Examines the crucial role that Boston played in the development of American photography in the second half of the twentieth century.
Boston played a crucial role in the development of American photography, including criticism, collecting, and curating, in the second half of the twentieth century. This book accompanies a landmark exhibition at the DeCordova Museum that includes such important American artists as Berenice Abbott, Harry Callahan, Paul Caponigro, Marie Cosindas, Harold Edgerton, Nan Goldin, Jerome Liebling, Nicholas Nixon, Barbara Norfleet, Olivia Parker, Rosamond Purcell, Aaron Siskind, and Minor White. The period from 1955 to 1985 reflects photography's acceptance as an art form, the influence of modernism, and the coalescence of a unique constellation of educational institutions, museums, and technological development in the Boston area that directly influenced artistic options for photography. Minor White's arrival at the Massachusetts Institute of Technology in 1965 to run the Center for Creative Photography and the Polaroid Corporation's innovative support of photographic art suggest how developments built upon one another to create a regional critical mass in photography.

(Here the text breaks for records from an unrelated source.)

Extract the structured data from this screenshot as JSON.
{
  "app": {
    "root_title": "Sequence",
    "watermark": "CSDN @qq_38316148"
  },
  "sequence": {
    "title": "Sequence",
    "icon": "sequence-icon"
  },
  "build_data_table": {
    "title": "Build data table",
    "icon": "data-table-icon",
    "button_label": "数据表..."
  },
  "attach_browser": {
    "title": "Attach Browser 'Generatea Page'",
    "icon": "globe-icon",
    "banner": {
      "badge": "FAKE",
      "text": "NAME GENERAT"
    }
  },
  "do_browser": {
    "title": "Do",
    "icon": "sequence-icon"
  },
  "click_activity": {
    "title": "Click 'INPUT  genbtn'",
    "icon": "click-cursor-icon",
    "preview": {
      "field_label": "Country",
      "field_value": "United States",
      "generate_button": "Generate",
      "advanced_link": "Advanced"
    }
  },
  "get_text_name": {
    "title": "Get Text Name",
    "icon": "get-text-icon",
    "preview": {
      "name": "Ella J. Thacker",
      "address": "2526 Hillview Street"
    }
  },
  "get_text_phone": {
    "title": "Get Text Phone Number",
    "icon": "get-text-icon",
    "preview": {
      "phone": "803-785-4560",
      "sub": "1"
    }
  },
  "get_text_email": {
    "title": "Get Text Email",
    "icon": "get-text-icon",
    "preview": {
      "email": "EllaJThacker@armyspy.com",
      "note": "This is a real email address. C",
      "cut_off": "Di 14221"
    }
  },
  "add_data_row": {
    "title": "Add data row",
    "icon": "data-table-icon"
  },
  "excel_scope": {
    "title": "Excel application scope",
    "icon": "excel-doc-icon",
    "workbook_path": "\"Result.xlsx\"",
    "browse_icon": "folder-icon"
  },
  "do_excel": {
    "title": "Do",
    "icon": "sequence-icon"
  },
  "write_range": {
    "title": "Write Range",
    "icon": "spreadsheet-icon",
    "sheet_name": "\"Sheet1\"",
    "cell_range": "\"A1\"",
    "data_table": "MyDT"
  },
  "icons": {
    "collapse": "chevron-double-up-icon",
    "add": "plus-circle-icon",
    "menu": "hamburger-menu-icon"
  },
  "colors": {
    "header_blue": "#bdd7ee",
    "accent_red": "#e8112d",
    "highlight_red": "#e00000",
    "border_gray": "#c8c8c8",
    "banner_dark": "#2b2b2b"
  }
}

The book contains twenty-five color plates, sixty duotones, and essays by A. D. Coleman, Rachel Rosenfield Lafo, Arno Rafael Minkkinen, and Kim Sichel. Copublished with the DeCordova Museum and Sculpture Park. Published in conjunction with the exhibition Photography in Boston: 1955-1985, September 16, 2000 - January 21, 2001. For more information please call 781-259-8355.